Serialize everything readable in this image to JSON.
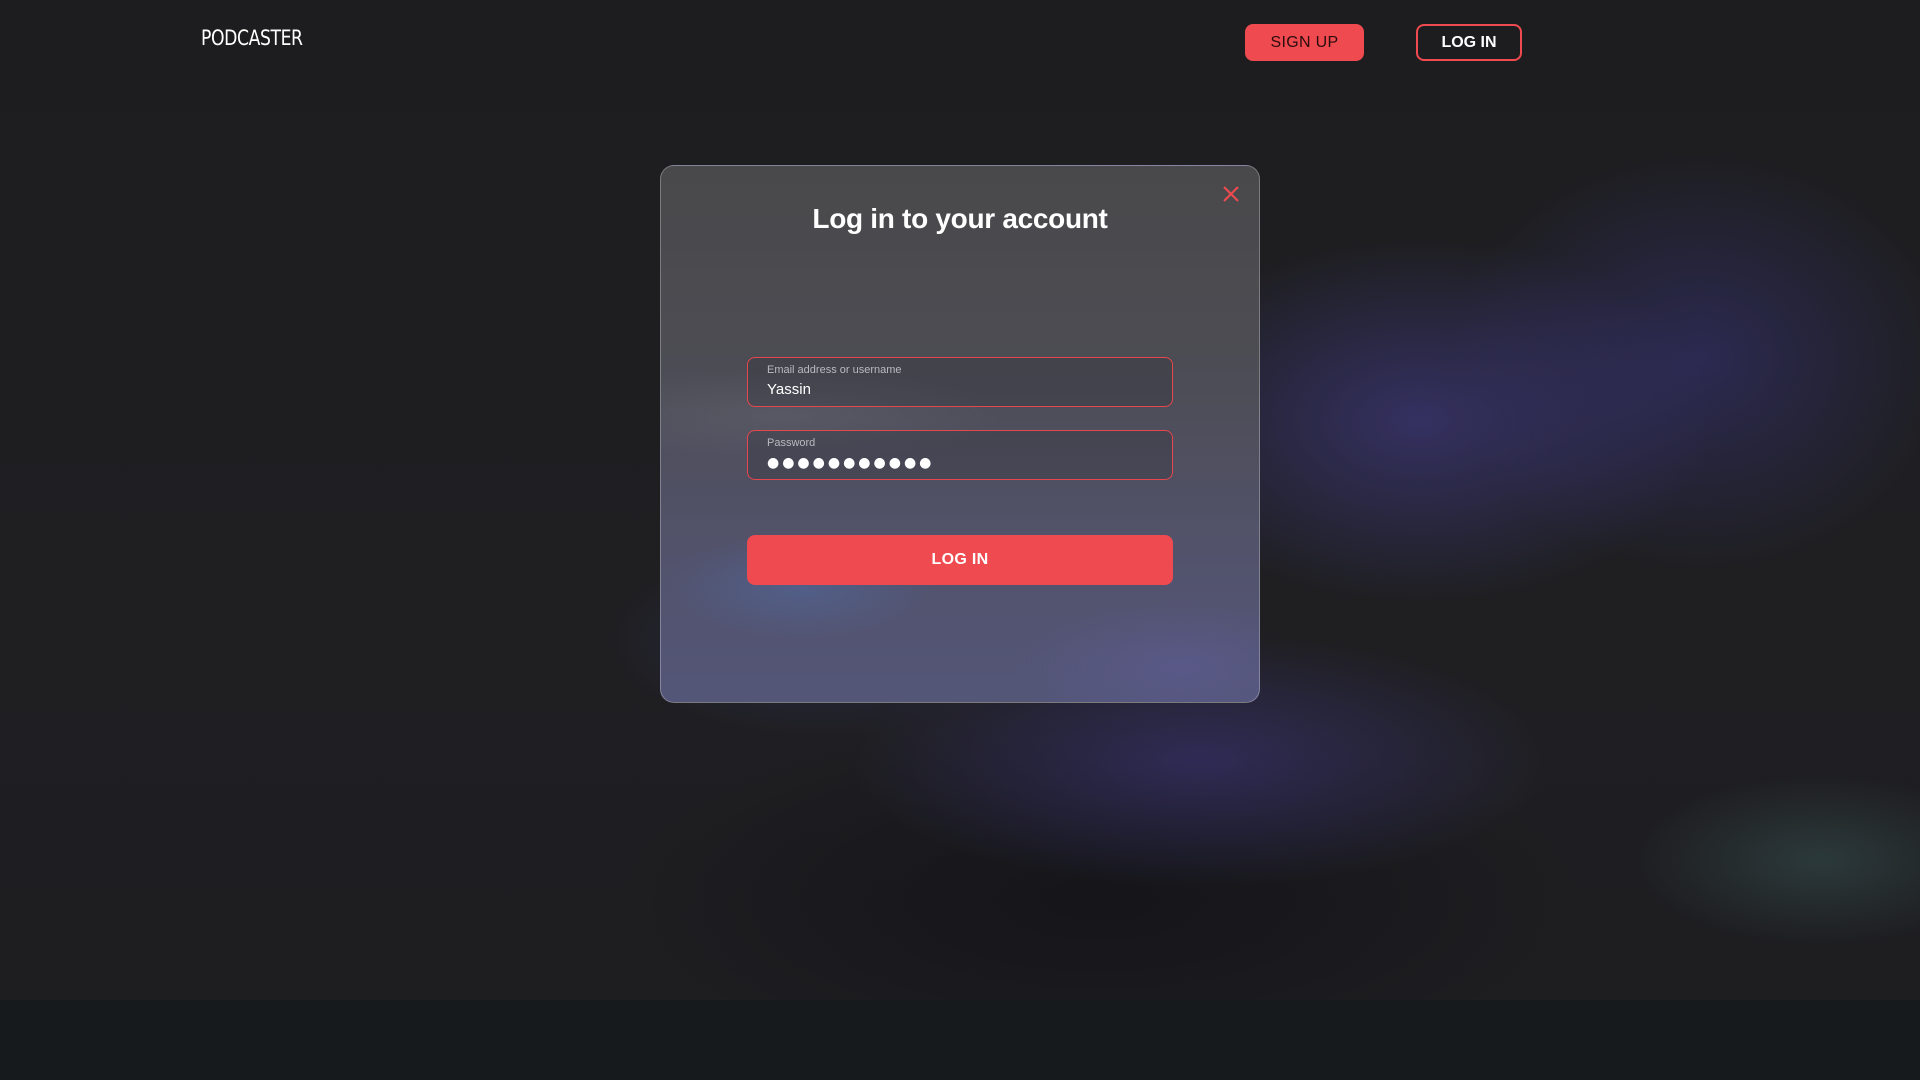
{
  "header": {
    "brand": "PODCASTER",
    "signup_label": "SIGN UP",
    "login_label": "LOG IN"
  },
  "modal": {
    "title": "Log in to your account",
    "close_icon": "close-icon",
    "email": {
      "label": "Email address or username",
      "value": "Yassin"
    },
    "password": {
      "label": "Password",
      "masked_value": "●●●●●●●●●●●"
    },
    "submit_label": "LOG IN"
  },
  "colors": {
    "accent": "#ef4a4f",
    "background": "#1f1f21",
    "footer": "#161a1c"
  }
}
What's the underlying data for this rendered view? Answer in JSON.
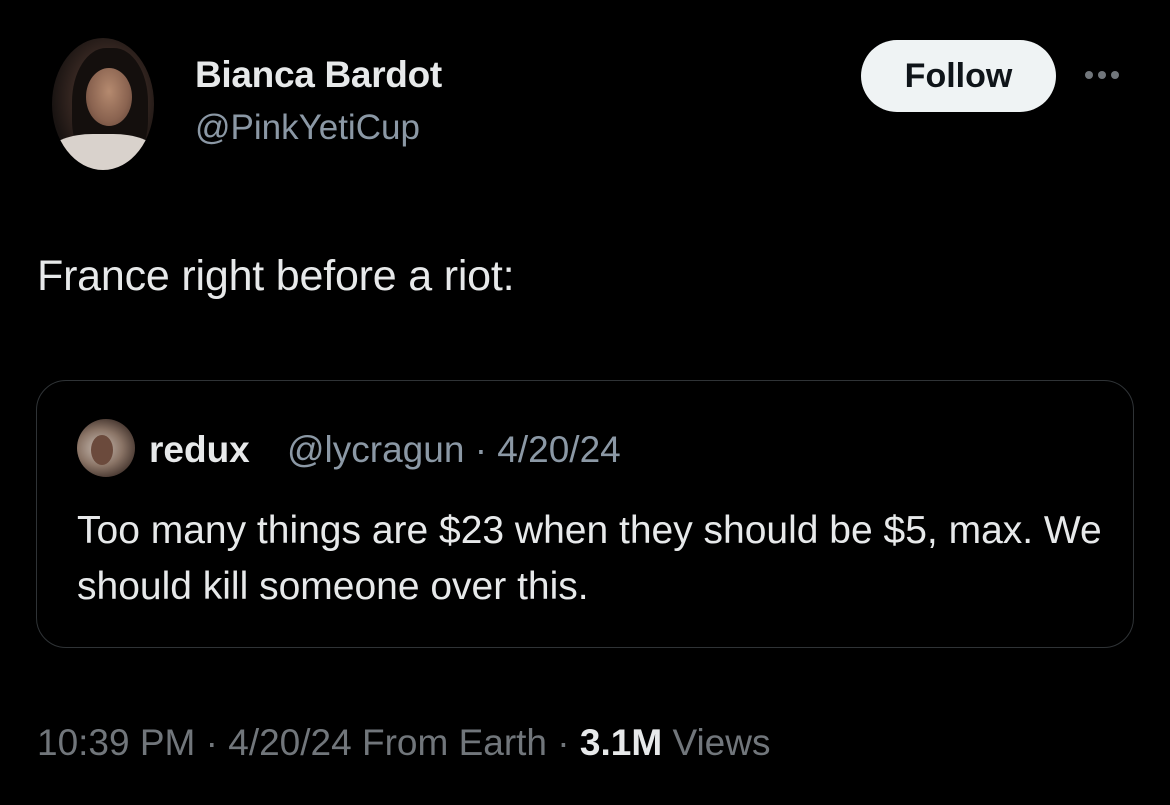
{
  "author": {
    "display_name": "Bianca Bardot",
    "handle": "@PinkYetiCup"
  },
  "actions": {
    "follow_label": "Follow",
    "more_icon": "more-horizontal-icon"
  },
  "tweet": {
    "text": "France right before a riot:"
  },
  "quote": {
    "display_name": "redux",
    "meta": "@lycragun · 4/20/24",
    "text": "Too many things are $23 when they should be $5, max. We should kill someone over this."
  },
  "footer": {
    "timestamp": "10:39 PM · 4/20/24 From Earth · ",
    "views_count": "3.1M",
    "views_label": " Views"
  },
  "colors": {
    "background": "#000000",
    "primary_text": "#e7e9ea",
    "secondary_text": "#8b98a5",
    "border": "#2f3336",
    "follow_bg": "#eff3f4"
  }
}
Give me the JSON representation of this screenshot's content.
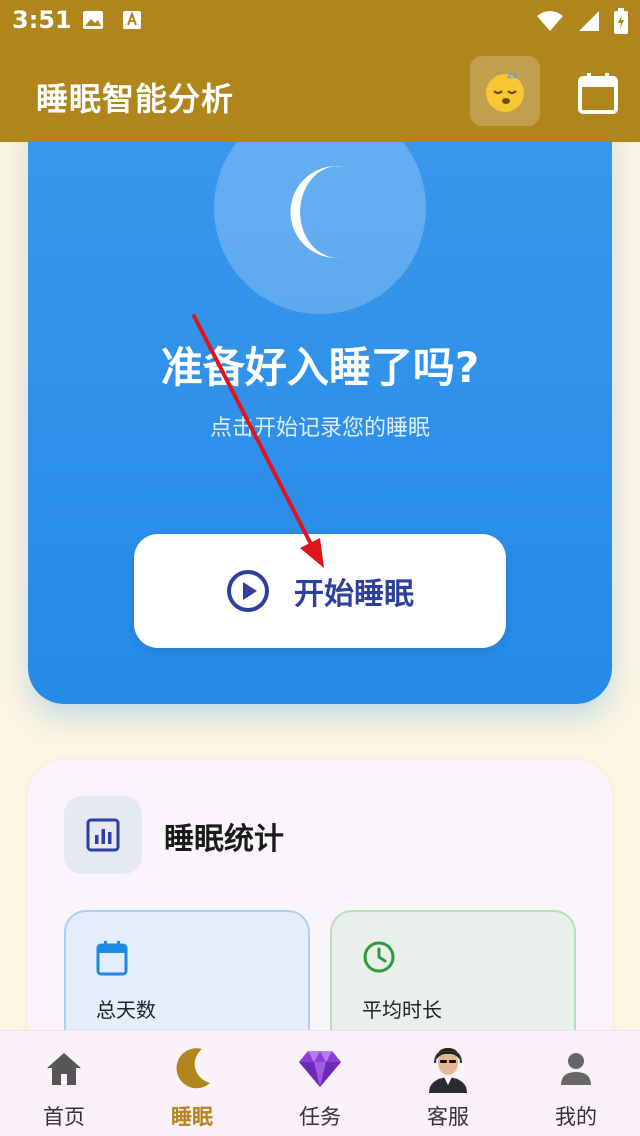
{
  "status_bar": {
    "time": "3:51"
  },
  "app_bar": {
    "title": "睡眠智能分析"
  },
  "sleep_card": {
    "title": "准备好入睡了吗?",
    "subtitle": "点击开始记录您的睡眠",
    "start_button_label": "开始睡眠"
  },
  "stats": {
    "title": "睡眠统计",
    "items": [
      {
        "label": "总天数",
        "icon": "calendar-icon"
      },
      {
        "label": "平均时长",
        "icon": "clock-icon"
      }
    ]
  },
  "bottom_nav": {
    "items": [
      {
        "label": "首页",
        "icon": "home-icon"
      },
      {
        "label": "睡眠",
        "icon": "moon-icon",
        "active": true
      },
      {
        "label": "任务",
        "icon": "gem-icon"
      },
      {
        "label": "客服",
        "icon": "agent-avatar-icon"
      },
      {
        "label": "我的",
        "icon": "person-icon"
      }
    ]
  },
  "colors": {
    "brand": "#b0851c",
    "card_blue": "#258ae8",
    "button_text": "#2f3f9d",
    "background": "#fdf6e3"
  }
}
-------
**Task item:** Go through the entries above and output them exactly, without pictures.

**Exercise result:**
Serialize everything readable in this image to JSON.
{
  "header": {
    "brand": "PODCASTER",
    "signup_label": "SIGN UP",
    "login_label": "LOG IN"
  },
  "modal": {
    "title": "Log in to your account",
    "close_icon": "close-icon",
    "email": {
      "label": "Email address or username",
      "value": "Yassin"
    },
    "password": {
      "label": "Password",
      "masked_value": "●●●●●●●●●●●"
    },
    "submit_label": "LOG IN"
  },
  "colors": {
    "accent": "#ef4a4f",
    "background": "#1f1f21",
    "footer": "#161a1c"
  }
}
What's the underlying data for this rendered view? Answer in JSON.
{
  "author": {
    "display_name": "Bianca Bardot",
    "handle": "@PinkYetiCup"
  },
  "actions": {
    "follow_label": "Follow",
    "more_icon": "more-horizontal-icon"
  },
  "tweet": {
    "text": "France right before a riot:"
  },
  "quote": {
    "display_name": "redux",
    "meta": "@lycragun · 4/20/24",
    "text": "Too many things are $23 when they should be $5, max. We should kill someone over this."
  },
  "footer": {
    "timestamp": "10:39 PM · 4/20/24 From Earth · ",
    "views_count": "3.1M",
    "views_label": " Views"
  },
  "colors": {
    "background": "#000000",
    "primary_text": "#e7e9ea",
    "secondary_text": "#8b98a5",
    "border": "#2f3336",
    "follow_bg": "#eff3f4"
  }
}
Give me the JSON representation of this screenshot's content.
{
  "status_bar": {
    "time": "3:51"
  },
  "app_bar": {
    "title": "睡眠智能分析"
  },
  "sleep_card": {
    "title": "准备好入睡了吗?",
    "subtitle": "点击开始记录您的睡眠",
    "start_button_label": "开始睡眠"
  },
  "stats": {
    "title": "睡眠统计",
    "items": [
      {
        "label": "总天数",
        "icon": "calendar-icon"
      },
      {
        "label": "平均时长",
        "icon": "clock-icon"
      }
    ]
  },
  "bottom_nav": {
    "items": [
      {
        "label": "首页",
        "icon": "home-icon"
      },
      {
        "label": "睡眠",
        "icon": "moon-icon",
        "active": true
      },
      {
        "label": "任务",
        "icon": "gem-icon"
      },
      {
        "label": "客服",
        "icon": "agent-avatar-icon"
      },
      {
        "label": "我的",
        "icon": "person-icon"
      }
    ]
  },
  "colors": {
    "brand": "#b0851c",
    "card_blue": "#258ae8",
    "button_text": "#2f3f9d",
    "background": "#fdf6e3"
  }
}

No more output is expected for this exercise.